After a very pleasant interlude with my cousins in Carmarthen, I stayed at a charming country house hotel near Builth Wells for two nights and on the third night in mid-Wales, moved to a B & B so I would be near the train station for my departure the next morning. The train station was located in a tiny little place called Cilmeris and it was stressed that this was a 'request stop'. Right on schedule, a little two-car train came chugging along, with me excitedly waving for it to stop. (The engineer couldn't have missed me as I was the only person, other than a flock of sheep on one side of the tracks and a number of cows in a field on the other.) I really enjoyed my journey from Cilmeris to Swansea--the route is called the Heart of Wales Line--and I happily sat and knit while I watched the green hills and fields of daffodils go by. It was fun to hear the chattering of Welsh accents from the other passengers.

On a historical note, Cilmeris is known where Prince Llywelyn was slain by the English in 1282 and there is a granite memorial to mark the spot.
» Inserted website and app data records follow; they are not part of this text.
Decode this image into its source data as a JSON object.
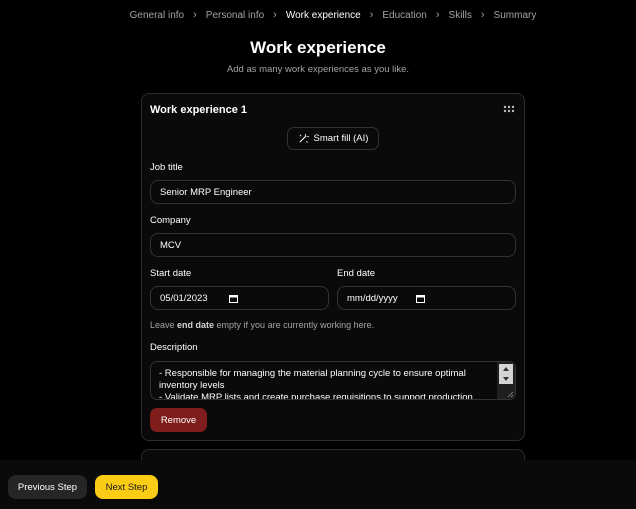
{
  "breadcrumb": {
    "items": [
      "General info",
      "Personal info",
      "Work experience",
      "Education",
      "Skills",
      "Summary"
    ],
    "active_index": 2
  },
  "header": {
    "title": "Work experience",
    "subtitle": "Add as many work experiences as you like."
  },
  "card": {
    "title": "Work experience 1",
    "smart_fill_label": "Smart fill (AI)",
    "job_title_label": "Job title",
    "job_title_value": "Senior MRP Engineer",
    "company_label": "Company",
    "company_value": "MCV",
    "start_date_label": "Start date",
    "start_date_value": "05/01/2023",
    "end_date_label": "End date",
    "end_date_value": "mm/dd/yyyy",
    "hint_prefix": "Leave ",
    "hint_bold": "end date",
    "hint_suffix": " empty if you are currently working here.",
    "description_label": "Description",
    "description_value": "- Responsible for managing the material planning cycle to ensure optimal inventory levels\n- Validate MRP lists and create purchase requisitions to support production",
    "remove_label": "Remove"
  },
  "footer": {
    "previous_label": "Previous Step",
    "next_label": "Next Step"
  },
  "colors": {
    "background": "#000000",
    "remove": "#7f1d1d",
    "next": "#facc15"
  }
}
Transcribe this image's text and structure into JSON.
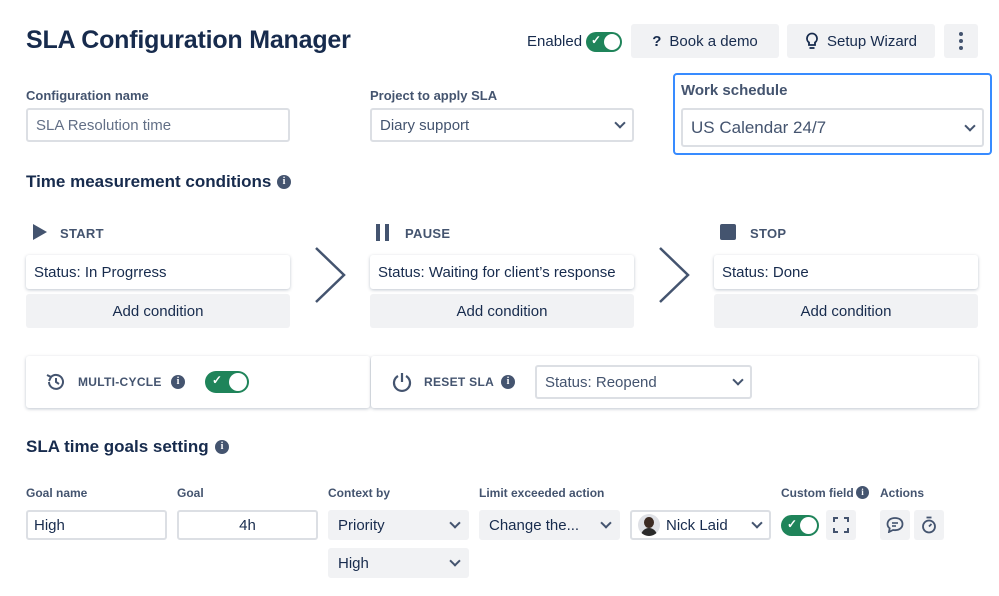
{
  "header": {
    "title": "SLA Configuration Manager",
    "enabled_label": "Enabled",
    "book_demo_label": "Book a demo",
    "setup_wizard_label": "Setup Wizard"
  },
  "config": {
    "name_label": "Configuration name",
    "name_placeholder": "SLA Resolution time",
    "project_label": "Project to apply SLA",
    "project_value": "Diary support",
    "schedule_label": "Work schedule",
    "schedule_value": "US Calendar 24/7"
  },
  "time_conditions": {
    "title": "Time measurement conditions",
    "start": {
      "label": "START",
      "condition": "Status: In Progrress",
      "add": "Add condition"
    },
    "pause": {
      "label": "PAUSE",
      "condition": "Status: Waiting for client’s response",
      "add": "Add condition"
    },
    "stop": {
      "label": "STOP",
      "condition": "Status: Done",
      "add": "Add condition"
    },
    "multicycle_label": "MULTI-CYCLE",
    "reset_label": "RESET SLA",
    "reset_value": "Status: Reopend"
  },
  "goals": {
    "title": "SLA time goals setting",
    "columns": {
      "goal_name": "Goal name",
      "goal": "Goal",
      "context_by": "Context by",
      "limit_action": "Limit exceeded action",
      "custom_field": "Custom field",
      "actions": "Actions"
    },
    "row": {
      "goal_name": "High",
      "goal": "4h",
      "context_primary": "Priority",
      "context_secondary": "High",
      "limit_action": "Change the...",
      "assignee": "Nick Laid"
    }
  },
  "colors": {
    "accent_green": "#1f845a",
    "focus_blue": "#388bff",
    "text_primary": "#172b4d"
  }
}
On the Welsh inscription at the marker, Llywelyn is described as "ein llyw olaf"--translation: "Our last leader". (Wonder if Prince Charles knows about that?) My B & B hostess/taxi driver told me that Llywelyn was betrayed by those of the neighbouring village of Aberedw, and it's still felt that people from that village cannot be trusted! Welsh feelings run very deep and memories are long!

Once in Swansea, my train to London was waiting on the next platform. From there, I took the Heathrow Express at Paddington and then the shuttle bus to an airport hotel. The next morning, while I was waiting for the shuttle to Heathrow, I was amazed by the number of planes coming right over the hotel--I'm sure there was no more than a three-minute interval between each landing approach. Hard to believe!